Exercise goal: Each line below is to be set down again exactly.

Source data:
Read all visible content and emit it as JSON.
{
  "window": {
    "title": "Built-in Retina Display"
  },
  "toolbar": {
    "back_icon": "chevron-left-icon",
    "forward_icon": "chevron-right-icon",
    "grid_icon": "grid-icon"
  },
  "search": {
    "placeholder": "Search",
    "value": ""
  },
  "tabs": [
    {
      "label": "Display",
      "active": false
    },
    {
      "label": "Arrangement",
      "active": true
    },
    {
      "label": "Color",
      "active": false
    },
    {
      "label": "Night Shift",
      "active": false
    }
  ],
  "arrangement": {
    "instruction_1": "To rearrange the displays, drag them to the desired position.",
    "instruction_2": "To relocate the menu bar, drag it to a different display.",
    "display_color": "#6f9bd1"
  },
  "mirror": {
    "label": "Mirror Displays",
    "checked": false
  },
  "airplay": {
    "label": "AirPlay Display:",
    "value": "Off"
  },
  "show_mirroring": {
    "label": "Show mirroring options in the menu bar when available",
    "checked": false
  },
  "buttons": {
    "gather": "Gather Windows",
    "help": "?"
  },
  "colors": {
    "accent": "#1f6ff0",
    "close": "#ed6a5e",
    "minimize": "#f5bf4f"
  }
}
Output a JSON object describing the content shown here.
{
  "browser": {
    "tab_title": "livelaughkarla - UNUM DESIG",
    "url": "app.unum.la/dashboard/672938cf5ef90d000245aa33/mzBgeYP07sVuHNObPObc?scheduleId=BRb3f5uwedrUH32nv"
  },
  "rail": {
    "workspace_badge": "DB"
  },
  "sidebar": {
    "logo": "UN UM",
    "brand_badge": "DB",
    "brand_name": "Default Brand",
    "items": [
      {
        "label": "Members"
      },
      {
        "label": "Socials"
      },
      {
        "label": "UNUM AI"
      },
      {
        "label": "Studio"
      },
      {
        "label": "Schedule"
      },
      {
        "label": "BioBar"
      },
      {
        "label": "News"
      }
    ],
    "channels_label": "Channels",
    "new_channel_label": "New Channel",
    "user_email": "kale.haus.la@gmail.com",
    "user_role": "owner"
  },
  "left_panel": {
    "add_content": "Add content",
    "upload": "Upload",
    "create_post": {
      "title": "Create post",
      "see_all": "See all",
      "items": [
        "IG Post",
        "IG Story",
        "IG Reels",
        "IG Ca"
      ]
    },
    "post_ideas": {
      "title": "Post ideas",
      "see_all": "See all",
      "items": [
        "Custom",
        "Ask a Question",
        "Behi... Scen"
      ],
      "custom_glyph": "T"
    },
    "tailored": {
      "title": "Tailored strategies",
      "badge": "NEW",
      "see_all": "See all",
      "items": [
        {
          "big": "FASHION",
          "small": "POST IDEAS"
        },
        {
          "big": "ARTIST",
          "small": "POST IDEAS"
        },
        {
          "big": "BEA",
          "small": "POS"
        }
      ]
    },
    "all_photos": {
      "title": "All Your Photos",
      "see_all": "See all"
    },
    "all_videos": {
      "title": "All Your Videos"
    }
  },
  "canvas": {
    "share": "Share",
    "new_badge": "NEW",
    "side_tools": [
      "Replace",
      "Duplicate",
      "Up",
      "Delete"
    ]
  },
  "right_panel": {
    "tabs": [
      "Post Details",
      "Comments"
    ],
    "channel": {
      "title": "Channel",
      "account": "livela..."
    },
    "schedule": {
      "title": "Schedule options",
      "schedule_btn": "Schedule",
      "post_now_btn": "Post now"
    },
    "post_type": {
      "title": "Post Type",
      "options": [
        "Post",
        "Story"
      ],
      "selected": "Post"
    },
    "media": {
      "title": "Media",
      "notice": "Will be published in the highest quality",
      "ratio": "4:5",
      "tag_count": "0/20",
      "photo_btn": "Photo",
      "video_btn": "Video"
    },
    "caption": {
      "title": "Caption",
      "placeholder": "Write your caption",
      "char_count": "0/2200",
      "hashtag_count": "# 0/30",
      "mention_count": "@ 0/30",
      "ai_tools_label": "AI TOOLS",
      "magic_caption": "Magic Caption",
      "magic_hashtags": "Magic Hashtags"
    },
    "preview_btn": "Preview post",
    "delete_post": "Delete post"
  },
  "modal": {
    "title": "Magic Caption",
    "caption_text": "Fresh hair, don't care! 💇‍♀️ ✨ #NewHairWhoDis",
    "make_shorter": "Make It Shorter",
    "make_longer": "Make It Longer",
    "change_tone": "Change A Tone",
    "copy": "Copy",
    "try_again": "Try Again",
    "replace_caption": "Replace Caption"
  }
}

Answer below:
Read all visible content and emit it as JSON.
{
  "window": {
    "title": "Built-in Retina Display"
  },
  "toolbar": {
    "back_icon": "chevron-left-icon",
    "forward_icon": "chevron-right-icon",
    "grid_icon": "grid-icon"
  },
  "search": {
    "placeholder": "Search",
    "value": ""
  },
  "tabs": [
    {
      "label": "Display",
      "active": false
    },
    {
      "label": "Arrangement",
      "active": true
    },
    {
      "label": "Color",
      "active": false
    },
    {
      "label": "Night Shift",
      "active": false
    }
  ],
  "arrangement": {
    "instruction_1": "To rearrange the displays, drag them to the desired position.",
    "instruction_2": "To relocate the menu bar, drag it to a different display.",
    "display_color": "#6f9bd1"
  },
  "mirror": {
    "label": "Mirror Displays",
    "checked": false
  },
  "airplay": {
    "label": "AirPlay Display:",
    "value": "Off"
  },
  "show_mirroring": {
    "label": "Show mirroring options in the menu bar when available",
    "checked": false
  },
  "buttons": {
    "gather": "Gather Windows",
    "help": "?"
  },
  "colors": {
    "accent": "#1f6ff0",
    "close": "#ed6a5e",
    "minimize": "#f5bf4f"
  }
}
Output a JSON object describing the content shown here.
{
  "browser": {
    "tab_title": "livelaughkarla - UNUM DESIG",
    "url": "app.unum.la/dashboard/672938cf5ef90d000245aa33/mzBgeYP07sVuHNObPObc?scheduleId=BRb3f5uwedrUH32nv"
  },
  "rail": {
    "workspace_badge": "DB"
  },
  "sidebar": {
    "logo": "UN UM",
    "brand_badge": "DB",
    "brand_name": "Default Brand",
    "items": [
      {
        "label": "Members"
      },
      {
        "label": "Socials"
      },
      {
        "label": "UNUM AI"
      },
      {
        "label": "Studio"
      },
      {
        "label": "Schedule"
      },
      {
        "label": "BioBar"
      },
      {
        "label": "News"
      }
    ],
    "channels_label": "Channels",
    "new_channel_label": "New Channel",
    "user_email": "kale.haus.la@gmail.com",
    "user_role": "owner"
  },
  "left_panel": {
    "add_content": "Add content",
    "upload": "Upload",
    "create_post": {
      "title": "Create post",
      "see_all": "See all",
      "items": [
        "IG Post",
        "IG Story",
        "IG Reels",
        "IG Ca"
      ]
    },
    "post_ideas": {
      "title": "Post ideas",
      "see_all": "See all",
      "items": [
        "Custom",
        "Ask a Question",
        "Behi... Scen"
      ],
      "custom_glyph": "T"
    },
    "tailored": {
      "title": "Tailored strategies",
      "badge": "NEW",
      "see_all": "See all",
      "items": [
        {
          "big": "FASHION",
          "small": "POST IDEAS"
        },
        {
          "big": "ARTIST",
          "small": "POST IDEAS"
        },
        {
          "big": "BEA",
          "small": "POS"
        }
      ]
    },
    "all_photos": {
      "title": "All Your Photos",
      "see_all": "See all"
    },
    "all_videos": {
      "title": "All Your Videos"
    }
  },
  "canvas": {
    "share": "Share",
    "new_badge": "NEW",
    "side_tools": [
      "Replace",
      "Duplicate",
      "Up",
      "Delete"
    ]
  },
  "right_panel": {
    "tabs": [
      "Post Details",
      "Comments"
    ],
    "channel": {
      "title": "Channel",
      "account": "livela..."
    },
    "schedule": {
      "title": "Schedule options",
      "schedule_btn": "Schedule",
      "post_now_btn": "Post now"
    },
    "post_type": {
      "title": "Post Type",
      "options": [
        "Post",
        "Story"
      ],
      "selected": "Post"
    },
    "media": {
      "title": "Media",
      "notice": "Will be published in the highest quality",
      "ratio": "4:5",
      "tag_count": "0/20",
      "photo_btn": "Photo",
      "video_btn": "Video"
    },
    "caption": {
      "title": "Caption",
      "placeholder": "Write your caption",
      "char_count": "0/2200",
      "hashtag_count": "# 0/30",
      "mention_count": "@ 0/30",
      "ai_tools_label": "AI TOOLS",
      "magic_caption": "Magic Caption",
      "magic_hashtags": "Magic Hashtags"
    },
    "preview_btn": "Preview post",
    "delete_post": "Delete post"
  },
  "modal": {
    "title": "Magic Caption",
    "caption_text": "Fresh hair, don't care! 💇‍♀️ ✨ #NewHairWhoDis",
    "make_shorter": "Make It Shorter",
    "make_longer": "Make It Longer",
    "change_tone": "Change A Tone",
    "copy": "Copy",
    "try_again": "Try Again",
    "replace_caption": "Replace Caption"
  }
}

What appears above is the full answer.